> Task requirements
Set down each line of the material that follows exactly, and leave its pictures out.

▶

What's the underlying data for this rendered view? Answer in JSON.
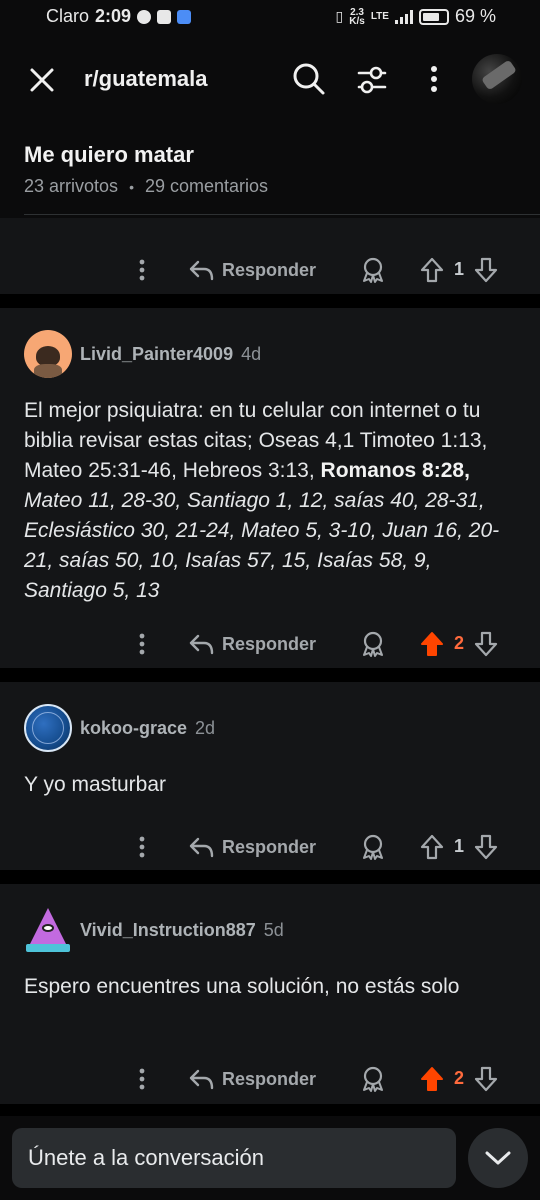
{
  "status_bar": {
    "carrier": "Claro",
    "time": "2:09",
    "net_speed_value": "2.3",
    "net_speed_unit": "K/s",
    "network_type": "LTE",
    "battery": "69 %"
  },
  "header": {
    "subreddit": "r/guatemala"
  },
  "post": {
    "title": "Me quiero matar",
    "upvotes": "23 arrivotos",
    "separator": "•",
    "comments": "29 comentarios"
  },
  "comments": [
    {
      "reply_label": "Responder",
      "votes": "1",
      "upvoted": false
    },
    {
      "username": "Livid_Painter4009",
      "age": "4d",
      "text_plain": "El mejor psiquiatra: en tu celular con internet o tu biblia revisar estas citas; Oseas 4,1 Timoteo 1:13, Mateo 25:31-46, Hebreos 3:13, ",
      "text_bold": "Romanos 8:28,",
      "text_italic": " Mateo 11, 28-30, Santiago 1, 12, saías 40, 28-31, Eclesiástico 30, 21-24, Mateo 5, 3-10, Juan 16, 20-21, saías 50, 10, Isaías 57, 15, Isaías 58, 9, Santiago 5, 13",
      "reply_label": "Responder",
      "votes": "2",
      "upvoted": true
    },
    {
      "username": "kokoo-grace",
      "age": "2d",
      "text": "Y yo masturbar",
      "reply_label": "Responder",
      "votes": "1",
      "upvoted": false
    },
    {
      "username": "Vivid_Instruction887",
      "age": "5d",
      "text": "Espero encuentres una solución, no estás solo",
      "reply_label": "Responder",
      "votes": "2",
      "upvoted": true
    }
  ],
  "bottom_bar": {
    "join_placeholder": "Únete a la conversación"
  },
  "colors": {
    "background": "#000000",
    "card": "#141517",
    "upvote_active": "#ff4500",
    "text_muted": "#9a9ea2"
  }
}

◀

> Solution for this exercise
What's the underlying data for this rendered view? Answer in JSON.
{
  "status_bar": {
    "carrier": "Claro",
    "time": "2:09",
    "net_speed_value": "2.3",
    "net_speed_unit": "K/s",
    "network_type": "LTE",
    "battery": "69 %"
  },
  "header": {
    "subreddit": "r/guatemala"
  },
  "post": {
    "title": "Me quiero matar",
    "upvotes": "23 arrivotos",
    "separator": "•",
    "comments": "29 comentarios"
  },
  "comments": [
    {
      "reply_label": "Responder",
      "votes": "1",
      "upvoted": false
    },
    {
      "username": "Livid_Painter4009",
      "age": "4d",
      "text_plain": "El mejor psiquiatra: en tu celular con internet o tu biblia revisar estas citas; Oseas 4,1 Timoteo 1:13, Mateo 25:31-46, Hebreos 3:13, ",
      "text_bold": "Romanos 8:28,",
      "text_italic": " Mateo 11, 28-30, Santiago 1, 12, saías 40, 28-31, Eclesiástico 30, 21-24, Mateo 5, 3-10, Juan 16, 20-21, saías 50, 10, Isaías 57, 15, Isaías 58, 9, Santiago 5, 13",
      "reply_label": "Responder",
      "votes": "2",
      "upvoted": true
    },
    {
      "username": "kokoo-grace",
      "age": "2d",
      "text": "Y yo masturbar",
      "reply_label": "Responder",
      "votes": "1",
      "upvoted": false
    },
    {
      "username": "Vivid_Instruction887",
      "age": "5d",
      "text": "Espero encuentres una solución, no estás solo",
      "reply_label": "Responder",
      "votes": "2",
      "upvoted": true
    }
  ],
  "bottom_bar": {
    "join_placeholder": "Únete a la conversación"
  },
  "colors": {
    "background": "#000000",
    "card": "#141517",
    "upvote_active": "#ff4500",
    "text_muted": "#9a9ea2"
  }
}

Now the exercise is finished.